__TASK INSTRUCTIONS__
Write each entry out again, exactly as it is written.

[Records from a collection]
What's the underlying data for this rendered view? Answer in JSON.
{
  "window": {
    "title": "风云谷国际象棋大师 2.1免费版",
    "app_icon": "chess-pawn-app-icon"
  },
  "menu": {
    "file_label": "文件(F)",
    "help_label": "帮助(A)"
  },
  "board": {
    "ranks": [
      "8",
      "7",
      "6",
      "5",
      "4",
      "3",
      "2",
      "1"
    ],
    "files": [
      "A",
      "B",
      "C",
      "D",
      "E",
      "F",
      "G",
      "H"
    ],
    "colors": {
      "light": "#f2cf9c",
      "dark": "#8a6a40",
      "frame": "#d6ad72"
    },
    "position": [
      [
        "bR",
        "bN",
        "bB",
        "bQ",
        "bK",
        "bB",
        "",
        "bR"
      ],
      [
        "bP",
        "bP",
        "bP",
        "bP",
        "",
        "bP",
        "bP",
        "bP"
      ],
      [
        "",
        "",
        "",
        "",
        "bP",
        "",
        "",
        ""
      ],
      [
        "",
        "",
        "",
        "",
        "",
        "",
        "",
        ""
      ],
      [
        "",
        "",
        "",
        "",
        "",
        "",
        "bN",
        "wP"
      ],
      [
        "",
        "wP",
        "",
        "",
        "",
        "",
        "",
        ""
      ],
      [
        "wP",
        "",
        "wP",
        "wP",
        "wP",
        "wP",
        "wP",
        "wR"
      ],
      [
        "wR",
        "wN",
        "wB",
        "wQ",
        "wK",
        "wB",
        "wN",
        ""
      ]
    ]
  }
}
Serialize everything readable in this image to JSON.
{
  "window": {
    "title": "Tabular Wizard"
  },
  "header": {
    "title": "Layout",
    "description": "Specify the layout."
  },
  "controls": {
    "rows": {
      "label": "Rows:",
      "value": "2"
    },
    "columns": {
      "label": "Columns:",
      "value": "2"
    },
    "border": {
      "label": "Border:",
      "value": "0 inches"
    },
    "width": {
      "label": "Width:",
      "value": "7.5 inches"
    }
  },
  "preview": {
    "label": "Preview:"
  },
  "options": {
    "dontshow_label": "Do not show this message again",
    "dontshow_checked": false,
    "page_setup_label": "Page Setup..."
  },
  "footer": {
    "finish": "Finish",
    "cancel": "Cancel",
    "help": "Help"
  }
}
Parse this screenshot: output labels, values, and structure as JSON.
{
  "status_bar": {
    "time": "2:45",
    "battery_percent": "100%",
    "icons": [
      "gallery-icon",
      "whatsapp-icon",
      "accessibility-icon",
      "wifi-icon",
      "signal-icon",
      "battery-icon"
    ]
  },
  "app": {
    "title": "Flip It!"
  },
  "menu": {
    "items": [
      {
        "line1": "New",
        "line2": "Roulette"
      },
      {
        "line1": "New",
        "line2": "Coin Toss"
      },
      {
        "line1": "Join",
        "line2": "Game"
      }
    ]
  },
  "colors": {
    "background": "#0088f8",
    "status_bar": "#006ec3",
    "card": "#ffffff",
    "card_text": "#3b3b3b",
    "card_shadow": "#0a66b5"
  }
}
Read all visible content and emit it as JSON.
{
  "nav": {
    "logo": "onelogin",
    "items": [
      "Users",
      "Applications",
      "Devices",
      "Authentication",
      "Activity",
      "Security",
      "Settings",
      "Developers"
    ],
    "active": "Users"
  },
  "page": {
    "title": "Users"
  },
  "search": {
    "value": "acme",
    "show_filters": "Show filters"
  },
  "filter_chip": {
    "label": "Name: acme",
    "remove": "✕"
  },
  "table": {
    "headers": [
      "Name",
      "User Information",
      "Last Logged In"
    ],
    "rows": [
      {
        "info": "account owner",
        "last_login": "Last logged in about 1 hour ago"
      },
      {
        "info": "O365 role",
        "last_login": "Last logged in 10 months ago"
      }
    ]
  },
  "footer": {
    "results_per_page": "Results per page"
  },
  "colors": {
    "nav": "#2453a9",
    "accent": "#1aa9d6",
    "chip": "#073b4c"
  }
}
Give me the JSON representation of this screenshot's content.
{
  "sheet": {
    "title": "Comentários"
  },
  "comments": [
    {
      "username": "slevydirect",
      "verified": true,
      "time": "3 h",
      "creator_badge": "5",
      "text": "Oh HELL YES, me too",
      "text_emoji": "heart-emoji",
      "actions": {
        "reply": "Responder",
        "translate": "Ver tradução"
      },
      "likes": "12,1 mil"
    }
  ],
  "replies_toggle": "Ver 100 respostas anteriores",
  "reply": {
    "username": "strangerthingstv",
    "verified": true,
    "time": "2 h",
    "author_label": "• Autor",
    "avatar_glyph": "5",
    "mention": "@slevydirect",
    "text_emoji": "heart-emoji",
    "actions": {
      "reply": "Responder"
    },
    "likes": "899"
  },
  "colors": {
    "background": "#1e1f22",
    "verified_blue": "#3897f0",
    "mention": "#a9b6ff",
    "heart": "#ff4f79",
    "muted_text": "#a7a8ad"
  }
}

__ANSWER SPACE__
What's the underlying data for this rendered view? Answer in JSON.
{
  "window": {
    "title": "风云谷国际象棋大师 2.1免费版",
    "app_icon": "chess-pawn-app-icon"
  },
  "menu": {
    "file_label": "文件(F)",
    "help_label": "帮助(A)"
  },
  "board": {
    "ranks": [
      "8",
      "7",
      "6",
      "5",
      "4",
      "3",
      "2",
      "1"
    ],
    "files": [
      "A",
      "B",
      "C",
      "D",
      "E",
      "F",
      "G",
      "H"
    ],
    "colors": {
      "light": "#f2cf9c",
      "dark": "#8a6a40",
      "frame": "#d6ad72"
    },
    "position": [
      [
        "bR",
        "bN",
        "bB",
        "bQ",
        "bK",
        "bB",
        "",
        "bR"
      ],
      [
        "bP",
        "bP",
        "bP",
        "bP",
        "",
        "bP",
        "bP",
        "bP"
      ],
      [
        "",
        "",
        "",
        "",
        "bP",
        "",
        "",
        ""
      ],
      [
        "",
        "",
        "",
        "",
        "",
        "",
        "",
        ""
      ],
      [
        "",
        "",
        "",
        "",
        "",
        "",
        "bN",
        "wP"
      ],
      [
        "",
        "wP",
        "",
        "",
        "",
        "",
        "",
        ""
      ],
      [
        "wP",
        "",
        "wP",
        "wP",
        "wP",
        "wP",
        "wP",
        "wR"
      ],
      [
        "wR",
        "wN",
        "wB",
        "wQ",
        "wK",
        "wB",
        "wN",
        ""
      ]
    ]
  }
}
Serialize everything readable in this image to JSON.
{
  "window": {
    "title": "Tabular Wizard"
  },
  "header": {
    "title": "Layout",
    "description": "Specify the layout."
  },
  "controls": {
    "rows": {
      "label": "Rows:",
      "value": "2"
    },
    "columns": {
      "label": "Columns:",
      "value": "2"
    },
    "border": {
      "label": "Border:",
      "value": "0 inches"
    },
    "width": {
      "label": "Width:",
      "value": "7.5 inches"
    }
  },
  "preview": {
    "label": "Preview:"
  },
  "options": {
    "dontshow_label": "Do not show this message again",
    "dontshow_checked": false,
    "page_setup_label": "Page Setup..."
  },
  "footer": {
    "finish": "Finish",
    "cancel": "Cancel",
    "help": "Help"
  }
}
Parse this screenshot: output labels, values, and structure as JSON.
{
  "status_bar": {
    "time": "2:45",
    "battery_percent": "100%",
    "icons": [
      "gallery-icon",
      "whatsapp-icon",
      "accessibility-icon",
      "wifi-icon",
      "signal-icon",
      "battery-icon"
    ]
  },
  "app": {
    "title": "Flip It!"
  },
  "menu": {
    "items": [
      {
        "line1": "New",
        "line2": "Roulette"
      },
      {
        "line1": "New",
        "line2": "Coin Toss"
      },
      {
        "line1": "Join",
        "line2": "Game"
      }
    ]
  },
  "colors": {
    "background": "#0088f8",
    "status_bar": "#006ec3",
    "card": "#ffffff",
    "card_text": "#3b3b3b",
    "card_shadow": "#0a66b5"
  }
}
Read all visible content and emit it as JSON.
{
  "nav": {
    "logo": "onelogin",
    "items": [
      "Users",
      "Applications",
      "Devices",
      "Authentication",
      "Activity",
      "Security",
      "Settings",
      "Developers"
    ],
    "active": "Users"
  },
  "page": {
    "title": "Users"
  },
  "search": {
    "value": "acme",
    "show_filters": "Show filters"
  },
  "filter_chip": {
    "label": "Name: acme",
    "remove": "✕"
  },
  "table": {
    "headers": [
      "Name",
      "User Information",
      "Last Logged In"
    ],
    "rows": [
      {
        "info": "account owner",
        "last_login": "Last logged in about 1 hour ago"
      },
      {
        "info": "O365 role",
        "last_login": "Last logged in 10 months ago"
      }
    ]
  },
  "footer": {
    "results_per_page": "Results per page"
  },
  "colors": {
    "nav": "#2453a9",
    "accent": "#1aa9d6",
    "chip": "#073b4c"
  }
}
Give me the JSON representation of this screenshot's content.
{
  "sheet": {
    "title": "Comentários"
  },
  "comments": [
    {
      "username": "slevydirect",
      "verified": true,
      "time": "3 h",
      "creator_badge": "5",
      "text": "Oh HELL YES, me too",
      "text_emoji": "heart-emoji",
      "actions": {
        "reply": "Responder",
        "translate": "Ver tradução"
      },
      "likes": "12,1 mil"
    }
  ],
  "replies_toggle": "Ver 100 respostas anteriores",
  "reply": {
    "username": "strangerthingstv",
    "verified": true,
    "time": "2 h",
    "author_label": "• Autor",
    "avatar_glyph": "5",
    "mention": "@slevydirect",
    "text_emoji": "heart-emoji",
    "actions": {
      "reply": "Responder"
    },
    "likes": "899"
  },
  "colors": {
    "background": "#1e1f22",
    "verified_blue": "#3897f0",
    "mention": "#a9b6ff",
    "heart": "#ff4f79",
    "muted_text": "#a7a8ad"
  }
}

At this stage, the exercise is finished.